* **TASK DESCRIPTION**:
Print all entries word for word.

Stored dataset items
■ ■ ■ ■ ■
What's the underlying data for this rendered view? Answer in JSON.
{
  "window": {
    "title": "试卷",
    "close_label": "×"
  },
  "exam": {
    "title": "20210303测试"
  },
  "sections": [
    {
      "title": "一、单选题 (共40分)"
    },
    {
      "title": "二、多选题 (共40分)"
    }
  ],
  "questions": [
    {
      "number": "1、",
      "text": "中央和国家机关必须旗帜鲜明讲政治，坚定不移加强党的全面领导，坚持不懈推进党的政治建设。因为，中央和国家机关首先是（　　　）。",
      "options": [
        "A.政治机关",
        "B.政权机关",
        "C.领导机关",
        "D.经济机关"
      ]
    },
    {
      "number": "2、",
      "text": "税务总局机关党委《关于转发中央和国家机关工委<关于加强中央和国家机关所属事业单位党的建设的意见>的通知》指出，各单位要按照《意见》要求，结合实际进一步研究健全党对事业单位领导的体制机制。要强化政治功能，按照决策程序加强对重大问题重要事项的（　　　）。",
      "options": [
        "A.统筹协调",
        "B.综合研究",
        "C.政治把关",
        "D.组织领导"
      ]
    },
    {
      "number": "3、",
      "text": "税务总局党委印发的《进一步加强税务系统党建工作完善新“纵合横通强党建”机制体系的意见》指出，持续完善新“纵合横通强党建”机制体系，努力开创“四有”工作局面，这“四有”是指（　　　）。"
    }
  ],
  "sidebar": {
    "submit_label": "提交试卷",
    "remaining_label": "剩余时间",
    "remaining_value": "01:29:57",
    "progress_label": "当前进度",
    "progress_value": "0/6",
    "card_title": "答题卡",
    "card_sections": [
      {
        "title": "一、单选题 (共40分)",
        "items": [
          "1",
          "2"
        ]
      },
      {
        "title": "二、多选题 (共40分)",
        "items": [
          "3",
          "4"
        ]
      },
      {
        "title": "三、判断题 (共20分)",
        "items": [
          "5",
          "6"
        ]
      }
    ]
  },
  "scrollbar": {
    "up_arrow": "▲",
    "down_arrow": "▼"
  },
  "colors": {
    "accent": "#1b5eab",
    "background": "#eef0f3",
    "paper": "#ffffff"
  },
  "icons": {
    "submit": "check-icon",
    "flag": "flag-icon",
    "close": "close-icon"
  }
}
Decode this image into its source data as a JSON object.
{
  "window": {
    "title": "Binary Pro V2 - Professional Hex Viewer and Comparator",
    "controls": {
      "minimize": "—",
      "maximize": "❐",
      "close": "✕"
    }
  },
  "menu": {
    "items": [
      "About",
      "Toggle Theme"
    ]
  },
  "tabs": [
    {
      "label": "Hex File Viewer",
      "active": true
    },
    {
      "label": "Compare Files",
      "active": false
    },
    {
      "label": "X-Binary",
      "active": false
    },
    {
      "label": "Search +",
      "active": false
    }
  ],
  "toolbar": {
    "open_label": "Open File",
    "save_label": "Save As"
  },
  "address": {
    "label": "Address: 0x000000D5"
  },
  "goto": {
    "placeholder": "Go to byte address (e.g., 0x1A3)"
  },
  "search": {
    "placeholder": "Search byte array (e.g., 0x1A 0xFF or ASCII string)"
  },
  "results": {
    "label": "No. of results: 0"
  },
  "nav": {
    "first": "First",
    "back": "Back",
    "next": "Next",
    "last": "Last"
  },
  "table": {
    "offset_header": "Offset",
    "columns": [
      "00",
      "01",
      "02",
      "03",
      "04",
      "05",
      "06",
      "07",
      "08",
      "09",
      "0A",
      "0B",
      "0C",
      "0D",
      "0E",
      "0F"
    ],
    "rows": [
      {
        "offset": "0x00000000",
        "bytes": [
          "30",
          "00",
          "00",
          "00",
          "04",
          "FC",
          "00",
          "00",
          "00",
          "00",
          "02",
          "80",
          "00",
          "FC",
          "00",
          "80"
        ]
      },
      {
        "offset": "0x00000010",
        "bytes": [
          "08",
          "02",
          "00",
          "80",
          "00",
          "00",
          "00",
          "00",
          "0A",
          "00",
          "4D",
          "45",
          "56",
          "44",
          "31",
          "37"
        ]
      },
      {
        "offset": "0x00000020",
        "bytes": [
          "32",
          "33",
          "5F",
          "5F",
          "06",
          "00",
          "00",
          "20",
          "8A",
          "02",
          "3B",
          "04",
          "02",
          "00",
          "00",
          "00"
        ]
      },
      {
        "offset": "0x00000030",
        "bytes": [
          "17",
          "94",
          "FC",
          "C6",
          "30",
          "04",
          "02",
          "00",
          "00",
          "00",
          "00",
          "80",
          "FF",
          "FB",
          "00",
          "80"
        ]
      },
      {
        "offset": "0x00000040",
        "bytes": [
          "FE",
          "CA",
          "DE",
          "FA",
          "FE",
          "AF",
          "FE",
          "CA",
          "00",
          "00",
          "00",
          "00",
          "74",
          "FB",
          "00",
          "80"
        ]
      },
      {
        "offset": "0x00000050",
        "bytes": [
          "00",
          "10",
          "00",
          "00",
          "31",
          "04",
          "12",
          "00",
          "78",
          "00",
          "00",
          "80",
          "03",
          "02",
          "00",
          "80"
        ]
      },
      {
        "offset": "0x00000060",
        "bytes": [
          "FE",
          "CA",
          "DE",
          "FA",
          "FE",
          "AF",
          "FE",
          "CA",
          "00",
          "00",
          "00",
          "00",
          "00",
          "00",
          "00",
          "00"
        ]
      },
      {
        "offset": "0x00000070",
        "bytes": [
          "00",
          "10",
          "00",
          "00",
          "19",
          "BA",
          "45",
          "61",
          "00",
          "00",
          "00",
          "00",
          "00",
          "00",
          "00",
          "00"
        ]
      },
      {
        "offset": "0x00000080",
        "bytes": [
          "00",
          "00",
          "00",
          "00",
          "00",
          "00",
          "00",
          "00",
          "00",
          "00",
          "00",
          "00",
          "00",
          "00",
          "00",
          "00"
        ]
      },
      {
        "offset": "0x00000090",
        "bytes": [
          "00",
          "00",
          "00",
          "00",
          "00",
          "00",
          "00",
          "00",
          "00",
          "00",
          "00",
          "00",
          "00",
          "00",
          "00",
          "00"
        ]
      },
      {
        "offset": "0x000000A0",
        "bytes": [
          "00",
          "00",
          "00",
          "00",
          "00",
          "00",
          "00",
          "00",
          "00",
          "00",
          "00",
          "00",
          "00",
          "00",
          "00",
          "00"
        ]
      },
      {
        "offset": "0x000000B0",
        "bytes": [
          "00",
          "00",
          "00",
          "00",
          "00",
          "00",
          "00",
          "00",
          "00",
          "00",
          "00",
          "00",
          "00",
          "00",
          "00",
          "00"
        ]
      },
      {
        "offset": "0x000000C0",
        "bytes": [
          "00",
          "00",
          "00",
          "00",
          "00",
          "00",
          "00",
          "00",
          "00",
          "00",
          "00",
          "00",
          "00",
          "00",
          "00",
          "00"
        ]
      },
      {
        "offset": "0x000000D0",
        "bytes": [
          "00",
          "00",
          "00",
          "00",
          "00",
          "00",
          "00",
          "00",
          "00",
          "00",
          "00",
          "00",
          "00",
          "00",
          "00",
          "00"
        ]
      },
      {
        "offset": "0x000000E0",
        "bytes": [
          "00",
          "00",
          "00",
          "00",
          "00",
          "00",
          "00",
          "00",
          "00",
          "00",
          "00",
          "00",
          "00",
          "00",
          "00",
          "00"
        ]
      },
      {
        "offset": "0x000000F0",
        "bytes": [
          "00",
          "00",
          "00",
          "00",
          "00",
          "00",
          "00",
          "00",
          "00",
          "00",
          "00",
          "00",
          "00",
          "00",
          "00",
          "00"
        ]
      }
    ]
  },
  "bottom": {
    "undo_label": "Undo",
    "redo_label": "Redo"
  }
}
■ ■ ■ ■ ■
* **RESPONSE FOR THIS EXERCISE**:
What's the underlying data for this rendered view? Answer in JSON.
{
  "window": {
    "title": "试卷",
    "close_label": "×"
  },
  "exam": {
    "title": "20210303测试"
  },
  "sections": [
    {
      "title": "一、单选题 (共40分)"
    },
    {
      "title": "二、多选题 (共40分)"
    }
  ],
  "questions": [
    {
      "number": "1、",
      "text": "中央和国家机关必须旗帜鲜明讲政治，坚定不移加强党的全面领导，坚持不懈推进党的政治建设。因为，中央和国家机关首先是（　　　）。",
      "options": [
        "A.政治机关",
        "B.政权机关",
        "C.领导机关",
        "D.经济机关"
      ]
    },
    {
      "number": "2、",
      "text": "税务总局机关党委《关于转发中央和国家机关工委<关于加强中央和国家机关所属事业单位党的建设的意见>的通知》指出，各单位要按照《意见》要求，结合实际进一步研究健全党对事业单位领导的体制机制。要强化政治功能，按照决策程序加强对重大问题重要事项的（　　　）。",
      "options": [
        "A.统筹协调",
        "B.综合研究",
        "C.政治把关",
        "D.组织领导"
      ]
    },
    {
      "number": "3、",
      "text": "税务总局党委印发的《进一步加强税务系统党建工作完善新“纵合横通强党建”机制体系的意见》指出，持续完善新“纵合横通强党建”机制体系，努力开创“四有”工作局面，这“四有”是指（　　　）。"
    }
  ],
  "sidebar": {
    "submit_label": "提交试卷",
    "remaining_label": "剩余时间",
    "remaining_value": "01:29:57",
    "progress_label": "当前进度",
    "progress_value": "0/6",
    "card_title": "答题卡",
    "card_sections": [
      {
        "title": "一、单选题 (共40分)",
        "items": [
          "1",
          "2"
        ]
      },
      {
        "title": "二、多选题 (共40分)",
        "items": [
          "3",
          "4"
        ]
      },
      {
        "title": "三、判断题 (共20分)",
        "items": [
          "5",
          "6"
        ]
      }
    ]
  },
  "scrollbar": {
    "up_arrow": "▲",
    "down_arrow": "▼"
  },
  "colors": {
    "accent": "#1b5eab",
    "background": "#eef0f3",
    "paper": "#ffffff"
  },
  "icons": {
    "submit": "check-icon",
    "flag": "flag-icon",
    "close": "close-icon"
  }
}
Decode this image into its source data as a JSON object.
{
  "window": {
    "title": "Binary Pro V2 - Professional Hex Viewer and Comparator",
    "controls": {
      "minimize": "—",
      "maximize": "❐",
      "close": "✕"
    }
  },
  "menu": {
    "items": [
      "About",
      "Toggle Theme"
    ]
  },
  "tabs": [
    {
      "label": "Hex File Viewer",
      "active": true
    },
    {
      "label": "Compare Files",
      "active": false
    },
    {
      "label": "X-Binary",
      "active": false
    },
    {
      "label": "Search +",
      "active": false
    }
  ],
  "toolbar": {
    "open_label": "Open File",
    "save_label": "Save As"
  },
  "address": {
    "label": "Address: 0x000000D5"
  },
  "goto": {
    "placeholder": "Go to byte address (e.g., 0x1A3)"
  },
  "search": {
    "placeholder": "Search byte array (e.g., 0x1A 0xFF or ASCII string)"
  },
  "results": {
    "label": "No. of results: 0"
  },
  "nav": {
    "first": "First",
    "back": "Back",
    "next": "Next",
    "last": "Last"
  },
  "table": {
    "offset_header": "Offset",
    "columns": [
      "00",
      "01",
      "02",
      "03",
      "04",
      "05",
      "06",
      "07",
      "08",
      "09",
      "0A",
      "0B",
      "0C",
      "0D",
      "0E",
      "0F"
    ],
    "rows": [
      {
        "offset": "0x00000000",
        "bytes": [
          "30",
          "00",
          "00",
          "00",
          "04",
          "FC",
          "00",
          "00",
          "00",
          "00",
          "02",
          "80",
          "00",
          "FC",
          "00",
          "80"
        ]
      },
      {
        "offset": "0x00000010",
        "bytes": [
          "08",
          "02",
          "00",
          "80",
          "00",
          "00",
          "00",
          "00",
          "0A",
          "00",
          "4D",
          "45",
          "56",
          "44",
          "31",
          "37"
        ]
      },
      {
        "offset": "0x00000020",
        "bytes": [
          "32",
          "33",
          "5F",
          "5F",
          "06",
          "00",
          "00",
          "20",
          "8A",
          "02",
          "3B",
          "04",
          "02",
          "00",
          "00",
          "00"
        ]
      },
      {
        "offset": "0x00000030",
        "bytes": [
          "17",
          "94",
          "FC",
          "C6",
          "30",
          "04",
          "02",
          "00",
          "00",
          "00",
          "00",
          "80",
          "FF",
          "FB",
          "00",
          "80"
        ]
      },
      {
        "offset": "0x00000040",
        "bytes": [
          "FE",
          "CA",
          "DE",
          "FA",
          "FE",
          "AF",
          "FE",
          "CA",
          "00",
          "00",
          "00",
          "00",
          "74",
          "FB",
          "00",
          "80"
        ]
      },
      {
        "offset": "0x00000050",
        "bytes": [
          "00",
          "10",
          "00",
          "00",
          "31",
          "04",
          "12",
          "00",
          "78",
          "00",
          "00",
          "80",
          "03",
          "02",
          "00",
          "80"
        ]
      },
      {
        "offset": "0x00000060",
        "bytes": [
          "FE",
          "CA",
          "DE",
          "FA",
          "FE",
          "AF",
          "FE",
          "CA",
          "00",
          "00",
          "00",
          "00",
          "00",
          "00",
          "00",
          "00"
        ]
      },
      {
        "offset": "0x00000070",
        "bytes": [
          "00",
          "10",
          "00",
          "00",
          "19",
          "BA",
          "45",
          "61",
          "00",
          "00",
          "00",
          "00",
          "00",
          "00",
          "00",
          "00"
        ]
      },
      {
        "offset": "0x00000080",
        "bytes": [
          "00",
          "00",
          "00",
          "00",
          "00",
          "00",
          "00",
          "00",
          "00",
          "00",
          "00",
          "00",
          "00",
          "00",
          "00",
          "00"
        ]
      },
      {
        "offset": "0x00000090",
        "bytes": [
          "00",
          "00",
          "00",
          "00",
          "00",
          "00",
          "00",
          "00",
          "00",
          "00",
          "00",
          "00",
          "00",
          "00",
          "00",
          "00"
        ]
      },
      {
        "offset": "0x000000A0",
        "bytes": [
          "00",
          "00",
          "00",
          "00",
          "00",
          "00",
          "00",
          "00",
          "00",
          "00",
          "00",
          "00",
          "00",
          "00",
          "00",
          "00"
        ]
      },
      {
        "offset": "0x000000B0",
        "bytes": [
          "00",
          "00",
          "00",
          "00",
          "00",
          "00",
          "00",
          "00",
          "00",
          "00",
          "00",
          "00",
          "00",
          "00",
          "00",
          "00"
        ]
      },
      {
        "offset": "0x000000C0",
        "bytes": [
          "00",
          "00",
          "00",
          "00",
          "00",
          "00",
          "00",
          "00",
          "00",
          "00",
          "00",
          "00",
          "00",
          "00",
          "00",
          "00"
        ]
      },
      {
        "offset": "0x000000D0",
        "bytes": [
          "00",
          "00",
          "00",
          "00",
          "00",
          "00",
          "00",
          "00",
          "00",
          "00",
          "00",
          "00",
          "00",
          "00",
          "00",
          "00"
        ]
      },
      {
        "offset": "0x000000E0",
        "bytes": [
          "00",
          "00",
          "00",
          "00",
          "00",
          "00",
          "00",
          "00",
          "00",
          "00",
          "00",
          "00",
          "00",
          "00",
          "00",
          "00"
        ]
      },
      {
        "offset": "0x000000F0",
        "bytes": [
          "00",
          "00",
          "00",
          "00",
          "00",
          "00",
          "00",
          "00",
          "00",
          "00",
          "00",
          "00",
          "00",
          "00",
          "00",
          "00"
        ]
      }
    ]
  },
  "bottom": {
    "undo_label": "Undo",
    "redo_label": "Redo"
  }
}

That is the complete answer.